We are are seeing it as it existed 13.1 billion years ago, the time it has taken its light to reach us, they said.
The distance to the galaxy dubbed z8_GND_5296 -- when it emitted the light we are now seeing -- was determined by analyzing its redshift, the stretching of its light waves toward the red end of the color spectrum caused by its movement away from us.
While the 13.1-billion-year-old light traveled toward Earth the galaxy has kept moving, astronomers said, and they estimate it is now 30 billion miles away.
The astronomers said they were surprised to discover the distant galaxy is turning gas and dust into new stars at an impressive rate, hundreds of times faster than our own galaxy can.
"One very interesting way to learn about the Universe is to study these outliers and that tells us something about what sort of physical processes are dominating galaxy formation and galaxy evolution," lead researcher Steven Finkelstein from the University of Texas at Austin said.

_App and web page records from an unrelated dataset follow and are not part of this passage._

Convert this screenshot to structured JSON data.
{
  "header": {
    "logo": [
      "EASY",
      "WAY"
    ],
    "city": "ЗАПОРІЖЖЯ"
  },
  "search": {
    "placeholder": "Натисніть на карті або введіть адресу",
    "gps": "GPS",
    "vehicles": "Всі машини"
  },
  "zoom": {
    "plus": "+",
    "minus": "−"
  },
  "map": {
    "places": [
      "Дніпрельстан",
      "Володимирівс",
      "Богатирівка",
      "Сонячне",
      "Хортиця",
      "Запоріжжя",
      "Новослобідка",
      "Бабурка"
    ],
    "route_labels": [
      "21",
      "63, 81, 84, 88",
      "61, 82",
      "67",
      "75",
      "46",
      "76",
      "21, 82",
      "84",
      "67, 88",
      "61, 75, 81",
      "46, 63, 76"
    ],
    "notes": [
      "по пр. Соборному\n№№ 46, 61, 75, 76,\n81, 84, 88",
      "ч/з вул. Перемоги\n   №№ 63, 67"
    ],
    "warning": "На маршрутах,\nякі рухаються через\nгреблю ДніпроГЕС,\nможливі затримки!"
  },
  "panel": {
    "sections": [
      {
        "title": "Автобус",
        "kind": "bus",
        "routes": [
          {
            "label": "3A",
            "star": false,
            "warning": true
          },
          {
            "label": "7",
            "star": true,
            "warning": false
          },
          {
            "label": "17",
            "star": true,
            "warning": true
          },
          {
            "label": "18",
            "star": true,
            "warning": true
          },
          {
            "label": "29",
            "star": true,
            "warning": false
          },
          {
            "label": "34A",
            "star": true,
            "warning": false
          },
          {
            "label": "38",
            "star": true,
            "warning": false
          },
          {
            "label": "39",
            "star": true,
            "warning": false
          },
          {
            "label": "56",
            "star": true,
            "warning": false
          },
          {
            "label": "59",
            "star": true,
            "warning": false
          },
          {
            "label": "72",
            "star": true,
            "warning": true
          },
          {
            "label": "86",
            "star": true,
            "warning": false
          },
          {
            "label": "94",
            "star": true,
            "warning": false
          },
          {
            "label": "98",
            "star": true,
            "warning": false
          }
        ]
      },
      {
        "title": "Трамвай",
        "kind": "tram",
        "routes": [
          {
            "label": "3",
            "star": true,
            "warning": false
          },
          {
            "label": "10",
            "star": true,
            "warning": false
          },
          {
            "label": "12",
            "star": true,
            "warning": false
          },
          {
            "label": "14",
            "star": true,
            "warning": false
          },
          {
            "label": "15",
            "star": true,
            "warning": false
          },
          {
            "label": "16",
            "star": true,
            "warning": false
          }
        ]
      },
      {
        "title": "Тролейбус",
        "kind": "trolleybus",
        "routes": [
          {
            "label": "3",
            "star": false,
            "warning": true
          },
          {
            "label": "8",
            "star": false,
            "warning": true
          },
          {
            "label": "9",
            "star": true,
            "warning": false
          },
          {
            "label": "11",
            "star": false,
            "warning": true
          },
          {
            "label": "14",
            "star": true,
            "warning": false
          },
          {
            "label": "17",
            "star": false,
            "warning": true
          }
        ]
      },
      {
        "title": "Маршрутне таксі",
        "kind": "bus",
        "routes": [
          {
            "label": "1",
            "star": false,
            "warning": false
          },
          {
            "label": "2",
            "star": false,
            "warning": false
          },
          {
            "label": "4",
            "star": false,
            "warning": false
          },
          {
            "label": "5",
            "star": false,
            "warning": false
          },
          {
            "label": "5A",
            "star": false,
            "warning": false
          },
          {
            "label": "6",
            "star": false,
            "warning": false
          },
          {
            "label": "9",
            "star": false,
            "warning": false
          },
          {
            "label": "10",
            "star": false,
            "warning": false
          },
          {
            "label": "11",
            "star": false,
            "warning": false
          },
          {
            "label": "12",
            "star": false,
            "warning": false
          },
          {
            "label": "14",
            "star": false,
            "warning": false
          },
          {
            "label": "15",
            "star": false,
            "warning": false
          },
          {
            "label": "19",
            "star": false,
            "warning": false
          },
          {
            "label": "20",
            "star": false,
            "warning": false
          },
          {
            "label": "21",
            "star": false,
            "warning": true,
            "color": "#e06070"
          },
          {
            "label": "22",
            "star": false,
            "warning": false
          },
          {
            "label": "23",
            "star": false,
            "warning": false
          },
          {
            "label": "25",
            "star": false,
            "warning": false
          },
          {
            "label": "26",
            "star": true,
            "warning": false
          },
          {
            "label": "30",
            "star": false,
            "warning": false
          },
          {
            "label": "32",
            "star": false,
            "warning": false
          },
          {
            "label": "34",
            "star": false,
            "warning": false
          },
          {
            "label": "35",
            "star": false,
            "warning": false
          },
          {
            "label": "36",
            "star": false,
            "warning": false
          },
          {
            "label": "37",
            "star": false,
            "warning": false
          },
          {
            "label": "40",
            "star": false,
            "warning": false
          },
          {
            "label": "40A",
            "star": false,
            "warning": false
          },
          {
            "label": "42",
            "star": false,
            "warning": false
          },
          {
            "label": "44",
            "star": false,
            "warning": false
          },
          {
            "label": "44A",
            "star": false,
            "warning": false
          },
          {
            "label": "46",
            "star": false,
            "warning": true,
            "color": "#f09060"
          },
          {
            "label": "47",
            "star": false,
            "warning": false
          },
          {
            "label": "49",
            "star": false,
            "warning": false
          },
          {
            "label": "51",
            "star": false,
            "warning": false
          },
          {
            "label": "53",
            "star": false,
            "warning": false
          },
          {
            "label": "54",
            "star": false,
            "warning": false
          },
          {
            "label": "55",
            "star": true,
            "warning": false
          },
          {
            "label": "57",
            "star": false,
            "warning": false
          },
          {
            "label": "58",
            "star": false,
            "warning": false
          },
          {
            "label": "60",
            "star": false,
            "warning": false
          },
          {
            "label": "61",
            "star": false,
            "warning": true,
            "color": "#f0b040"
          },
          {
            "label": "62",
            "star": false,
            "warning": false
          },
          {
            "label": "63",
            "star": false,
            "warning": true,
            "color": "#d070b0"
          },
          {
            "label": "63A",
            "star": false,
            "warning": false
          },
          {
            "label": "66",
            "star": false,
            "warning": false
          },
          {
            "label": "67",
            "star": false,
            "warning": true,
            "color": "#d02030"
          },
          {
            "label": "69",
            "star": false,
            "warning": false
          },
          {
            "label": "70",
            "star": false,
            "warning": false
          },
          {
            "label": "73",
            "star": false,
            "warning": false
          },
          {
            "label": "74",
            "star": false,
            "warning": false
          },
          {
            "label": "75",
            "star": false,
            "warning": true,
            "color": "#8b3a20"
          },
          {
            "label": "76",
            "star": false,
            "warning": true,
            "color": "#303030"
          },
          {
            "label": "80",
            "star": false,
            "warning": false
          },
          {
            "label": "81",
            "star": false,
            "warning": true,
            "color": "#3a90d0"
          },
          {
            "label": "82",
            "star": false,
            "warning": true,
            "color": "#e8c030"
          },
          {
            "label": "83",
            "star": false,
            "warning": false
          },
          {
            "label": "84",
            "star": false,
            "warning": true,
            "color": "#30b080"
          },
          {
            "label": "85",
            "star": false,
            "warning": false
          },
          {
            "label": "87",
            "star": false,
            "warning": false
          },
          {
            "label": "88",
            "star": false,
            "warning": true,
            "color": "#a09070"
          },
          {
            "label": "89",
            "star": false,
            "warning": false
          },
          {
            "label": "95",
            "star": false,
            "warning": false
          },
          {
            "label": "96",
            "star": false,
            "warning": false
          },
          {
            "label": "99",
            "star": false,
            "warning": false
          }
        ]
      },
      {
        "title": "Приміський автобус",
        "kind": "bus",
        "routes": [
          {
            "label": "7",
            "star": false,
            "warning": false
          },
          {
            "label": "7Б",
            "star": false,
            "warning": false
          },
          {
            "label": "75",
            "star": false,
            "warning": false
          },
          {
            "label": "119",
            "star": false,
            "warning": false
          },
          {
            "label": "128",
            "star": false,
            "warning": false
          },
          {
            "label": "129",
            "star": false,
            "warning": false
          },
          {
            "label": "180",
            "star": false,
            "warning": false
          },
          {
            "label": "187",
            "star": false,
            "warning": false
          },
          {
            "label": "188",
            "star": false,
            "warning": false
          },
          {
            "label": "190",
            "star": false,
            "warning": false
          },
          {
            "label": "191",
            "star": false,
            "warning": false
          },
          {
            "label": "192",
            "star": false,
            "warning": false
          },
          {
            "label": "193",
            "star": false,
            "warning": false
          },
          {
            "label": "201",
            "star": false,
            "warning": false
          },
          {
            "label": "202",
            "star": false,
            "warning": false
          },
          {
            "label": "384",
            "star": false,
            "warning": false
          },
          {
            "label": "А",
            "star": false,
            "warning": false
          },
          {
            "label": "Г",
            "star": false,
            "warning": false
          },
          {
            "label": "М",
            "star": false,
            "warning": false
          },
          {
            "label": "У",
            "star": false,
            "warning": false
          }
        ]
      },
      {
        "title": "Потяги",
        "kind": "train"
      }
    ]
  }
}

The distant galaxy was first detected by the Hubble Space Telescope and its distance was then confirmed with observations by the ground-based Keck Observatory in Hawaii.
"What was great about this galaxy is not only is it so distant, it is also pretty exceptional," Finkelstein said.